**** DATA EXCERPTS

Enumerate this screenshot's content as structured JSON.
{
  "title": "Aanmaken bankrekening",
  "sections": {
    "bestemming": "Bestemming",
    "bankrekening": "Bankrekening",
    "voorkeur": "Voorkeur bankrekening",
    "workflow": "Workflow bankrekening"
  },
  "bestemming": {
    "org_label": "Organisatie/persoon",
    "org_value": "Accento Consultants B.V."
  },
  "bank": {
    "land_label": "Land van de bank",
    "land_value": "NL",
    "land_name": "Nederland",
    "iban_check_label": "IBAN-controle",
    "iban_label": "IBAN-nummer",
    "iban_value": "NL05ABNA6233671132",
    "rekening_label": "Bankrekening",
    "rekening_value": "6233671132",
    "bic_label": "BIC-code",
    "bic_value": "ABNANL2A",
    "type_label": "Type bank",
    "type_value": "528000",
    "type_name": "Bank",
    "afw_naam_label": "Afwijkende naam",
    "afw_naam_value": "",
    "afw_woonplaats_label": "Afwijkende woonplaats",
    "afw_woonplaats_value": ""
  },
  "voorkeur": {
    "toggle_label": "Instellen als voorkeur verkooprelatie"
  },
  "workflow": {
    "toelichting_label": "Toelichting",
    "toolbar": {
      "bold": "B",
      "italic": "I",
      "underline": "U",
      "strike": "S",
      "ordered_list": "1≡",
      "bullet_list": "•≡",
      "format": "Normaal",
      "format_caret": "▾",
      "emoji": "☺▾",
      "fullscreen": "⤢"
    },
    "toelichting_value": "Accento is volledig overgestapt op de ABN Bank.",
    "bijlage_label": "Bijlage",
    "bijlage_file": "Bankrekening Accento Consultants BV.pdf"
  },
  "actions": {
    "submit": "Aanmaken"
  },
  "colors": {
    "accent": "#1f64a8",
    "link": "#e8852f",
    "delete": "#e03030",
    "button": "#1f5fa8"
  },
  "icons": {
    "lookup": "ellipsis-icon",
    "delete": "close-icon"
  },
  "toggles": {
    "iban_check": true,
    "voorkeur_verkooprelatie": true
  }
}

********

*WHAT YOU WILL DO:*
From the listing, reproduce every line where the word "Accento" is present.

*SOLUTION TO THIS PROBLEM:*
    "org_value": "Accento Consultants B.V."
    "toelichting_value": "Accento is volledig overgestapt op de ABN Bank.",
    "bijlage_file": "Bankrekening Accento Consultants BV.pdf"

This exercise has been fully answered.